loss of lumbar lordosis (flattening of lumbar spine), lumbar scoliosis.
elevated one iliac crest (list or tilt) – “longer leg on one side” (erroneous assignment of back pain to leg length asymmetry) – often causes patient to raise heel on shoe of “short” leg to level pelvis).
muscle atrophy and weakness (fasciculation is rare). see p. PN1 >>
e.g. wasted gluteus - one gluteal fold hangs down and shows added skin creases when patient is erect.
sciatic tenderness on direct pressure at some point along nerve (e.g. popliteal).
with sacral roots involvement, disturbances of bladder & bowel function are common.
- herniations are uncommon! (suspect other underlying lesions – tumor, abscess, etc).
motion trauma (wear and tear) plays no role (vs. cervical, lumbosacral disc degenerations) - thoracic vertebrae are designed for stability rather than excursion, and heavy rib cage contributes to rigidity of this structure.
small capacity of thoracic canal → spinal cord compression is more frequent and more critical than root compression - early recognition is important! (to avoid irreversible myelopathy)
thoracic disc disease may result from Scheuermann disease with later trauma.
N.B. asymptomatic patients have high incidence of anatomical lesions – try to establish closest possible clinical correlation with anatomical findings!
infections, recent fever
bleeding disorders, anticoagulant medications
Immediately establish major deficits that demand rapid diagnosis & surgical treatment (see below – clear indications for surgery).
Findings consistent with ruptured disc + no ÷ moderate deficit → plain X-ray of affected area → no unexpected lesions → conservative therapy.
this approach is justified by good prognosis for spontaneous recovery of acute radiculopathy with up to moderate deficits.
if clinical examination leaves doubt about lesion localization (root vs. peripheral nerve or plexus) → EMG, nerve conduction studies (more sensitive if delayed until at least 10-14 days after onset of new deficit).
if surgery is considered necessary, it should be preceded by MRI or CT myelography.
Indirect diagnostic information (radiographs cannot show neural tissues or disc itself!):
isolated loss of disc space height
normal cervical ÷ thoracic discs are almost equal in height.
normal lumbar discs progressively increase in height from T12-L1 through L4-5; L5-S1 disc has variable height because of its transitional status.
other degenerative changes: osteophytes, end-plate sclerosis, malalignment (scoliosis, retrolisthesis, anterolisthesis).
Degenerative changes do not mean patient has “arthritis” as many asymptomatic patients (esp. young females) have some changes!

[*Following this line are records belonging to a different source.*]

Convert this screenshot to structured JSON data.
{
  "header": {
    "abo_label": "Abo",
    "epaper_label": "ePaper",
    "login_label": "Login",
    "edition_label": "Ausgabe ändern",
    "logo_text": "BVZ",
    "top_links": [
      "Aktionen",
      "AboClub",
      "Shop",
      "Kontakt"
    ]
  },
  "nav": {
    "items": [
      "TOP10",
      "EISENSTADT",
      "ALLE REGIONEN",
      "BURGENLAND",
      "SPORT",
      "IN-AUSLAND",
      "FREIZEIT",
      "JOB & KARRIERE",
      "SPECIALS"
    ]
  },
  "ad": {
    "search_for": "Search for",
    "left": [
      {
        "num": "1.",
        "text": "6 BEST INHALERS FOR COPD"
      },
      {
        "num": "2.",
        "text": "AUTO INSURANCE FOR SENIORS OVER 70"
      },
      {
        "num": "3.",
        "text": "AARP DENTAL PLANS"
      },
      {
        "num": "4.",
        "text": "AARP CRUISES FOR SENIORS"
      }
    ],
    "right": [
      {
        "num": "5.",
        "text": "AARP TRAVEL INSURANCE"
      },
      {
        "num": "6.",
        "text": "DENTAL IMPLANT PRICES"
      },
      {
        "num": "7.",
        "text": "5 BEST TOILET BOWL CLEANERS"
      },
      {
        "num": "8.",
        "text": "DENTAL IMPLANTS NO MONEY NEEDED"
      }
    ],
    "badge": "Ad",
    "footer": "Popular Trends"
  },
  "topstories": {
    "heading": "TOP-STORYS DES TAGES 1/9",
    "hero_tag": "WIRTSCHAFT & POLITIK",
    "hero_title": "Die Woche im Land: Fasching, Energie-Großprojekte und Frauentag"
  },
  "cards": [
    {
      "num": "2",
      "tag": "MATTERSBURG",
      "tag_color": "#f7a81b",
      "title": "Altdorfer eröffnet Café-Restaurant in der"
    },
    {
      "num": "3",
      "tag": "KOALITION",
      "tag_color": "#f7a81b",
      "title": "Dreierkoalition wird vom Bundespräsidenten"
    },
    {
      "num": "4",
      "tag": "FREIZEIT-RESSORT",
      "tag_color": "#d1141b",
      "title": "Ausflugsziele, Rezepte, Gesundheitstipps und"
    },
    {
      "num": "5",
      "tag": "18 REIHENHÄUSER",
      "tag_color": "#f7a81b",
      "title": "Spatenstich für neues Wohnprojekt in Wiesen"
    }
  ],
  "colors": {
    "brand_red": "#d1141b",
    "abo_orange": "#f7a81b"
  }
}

gas may be visible within degenerated discs (nitrogen drawn from blood by negative pressure generated during spine extension within airtight disc fissures).
severe degenerative disc disease may progress to spontaneous fusion between adjacent vertebrae.
Screen for unexpected infection, tumor, bony deformity.
many disc syndromes are genetic - abnormal skeletal features should be sought throughout spine (spinal stenosis, spondylolisthesis, widespread disc disease, Marfan disease, etc).